? How tasting rooms work: Ever wonder why wineries have tasting rooms? Or if they make a lot of money? Or why a wine in the tasting room is often more expensive than in a store? Rob McMillan at the SVB blog goes a long way towards answering those questions, and asks one of his own: Do too many wineries use the tasting room to make money at the expense of the tasting room ?s ability to market the winery? This is the sort of analysis the wine business needs more of, and something that consumers need to know, too. It ?s one more advantage to know how the business works when it comes to buying wine.
? Breaking records: Remember that California grape shortage? Long gone, and probably not to be seen for a while. The official numbers are in, and the 2012 harvest set records. The crush totaled 4.4 million tons, up 13 percent from 2011 and 1 percent more than the previous high in 2005. Also significant: Red grapes accounted for more than half of that total, part of what may be a long-term trend toward red wine among consumers.
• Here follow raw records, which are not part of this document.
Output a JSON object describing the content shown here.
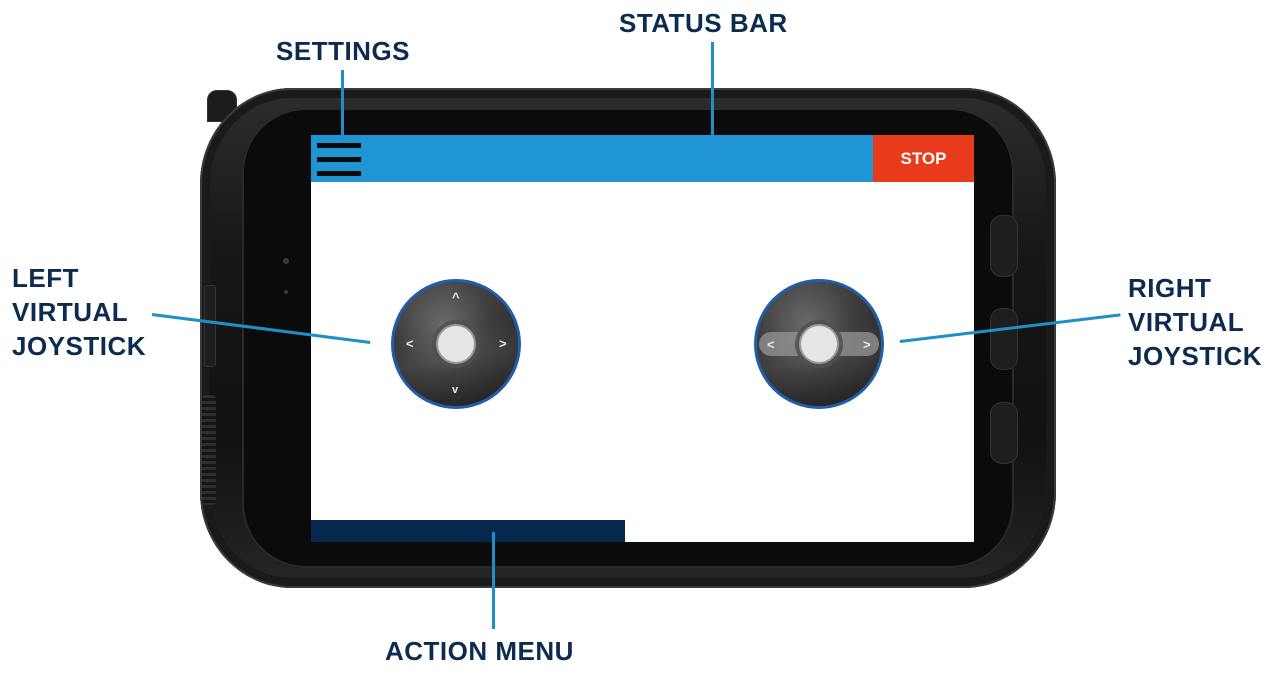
{
  "labels": {
    "status_bar": "STATUS BAR",
    "settings": "SETTINGS",
    "left_joystick": [
      "LEFT",
      "VIRTUAL",
      "JOYSTICK"
    ],
    "right_joystick": [
      "RIGHT",
      "VIRTUAL",
      "JOYSTICK"
    ],
    "action_menu": "ACTION MENU"
  },
  "screen": {
    "stop_label": "STOP",
    "left_joystick_arrows": {
      "up": "^",
      "down": "v",
      "left": "<",
      "right": ">"
    },
    "right_joystick_arrows": {
      "left": "<",
      "right": ">"
    }
  },
  "icons": {
    "settings": "hamburger-menu-icon",
    "joystick_arrows": "chevron-icons"
  },
  "colors": {
    "label_text": "#0d2a4f",
    "leader_line": "#1f8fc6",
    "status_bar": "#1f95d4",
    "stop_button": "#ea3a1c",
    "action_menu": "#06274d",
    "joystick_border": "#1f5ea8"
  }
}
Prices were also up quite a bit, in the double digits for many varieties, as producers were making up losses from the less bountiful 2010 and 2011 harvests.
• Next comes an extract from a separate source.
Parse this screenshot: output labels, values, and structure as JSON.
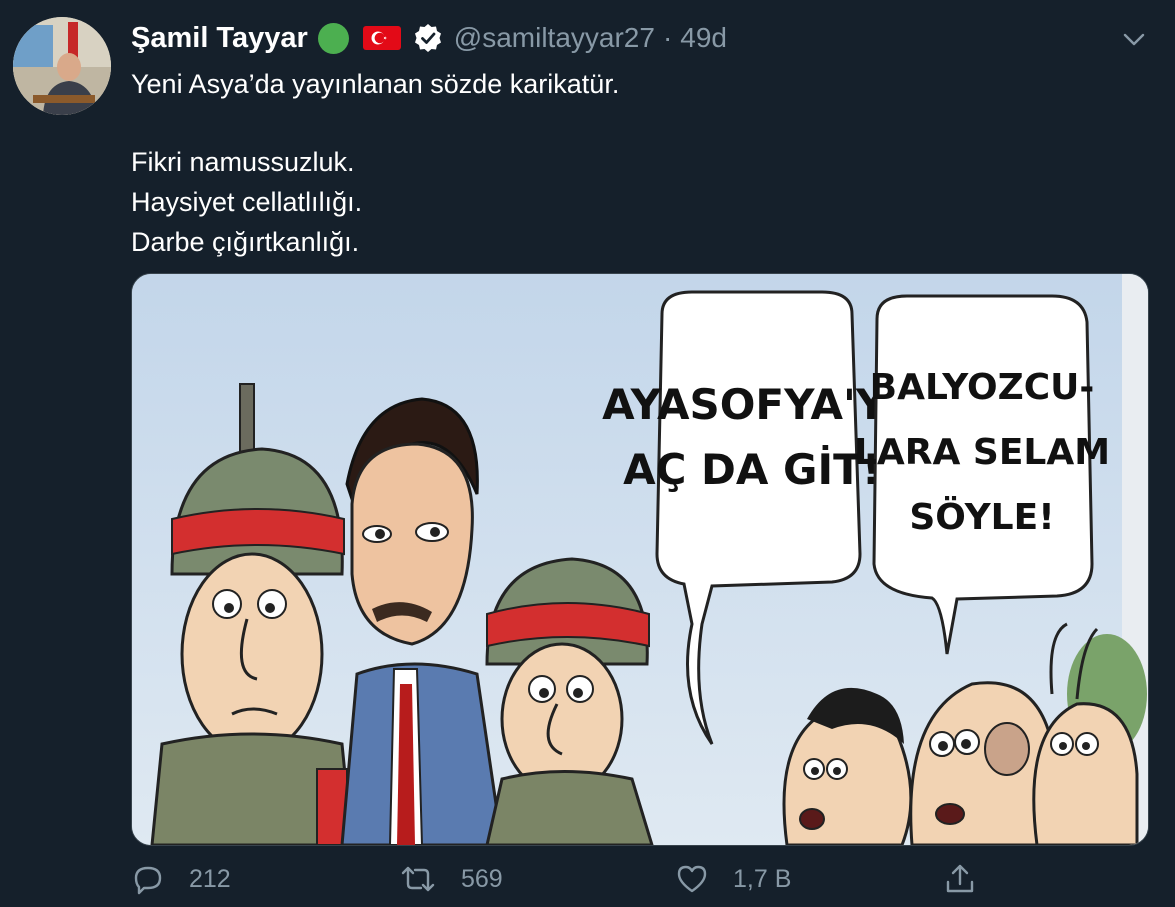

? He was there: I ?ve never asked George Taber about the 1976 Judgment of Paris, probably the most important moment in the history of modern California wine. George, who worked for Time, was the only journalist present, and saw California wines best French wines in a blind tasting. You ?d think, as nosy as I am, I would have annoyed him about it over and over. Now I don ?t have to, thanks to this interview, which covers the event thoroughly: ?The story about the Paris tasting in Time magazine was only four paragraphs long. It was a secondary story in the Modern Living section, the filler. Nobody in the world except me will remember what was the first and more important story: It was about a new theme park in Atlanta ?. ?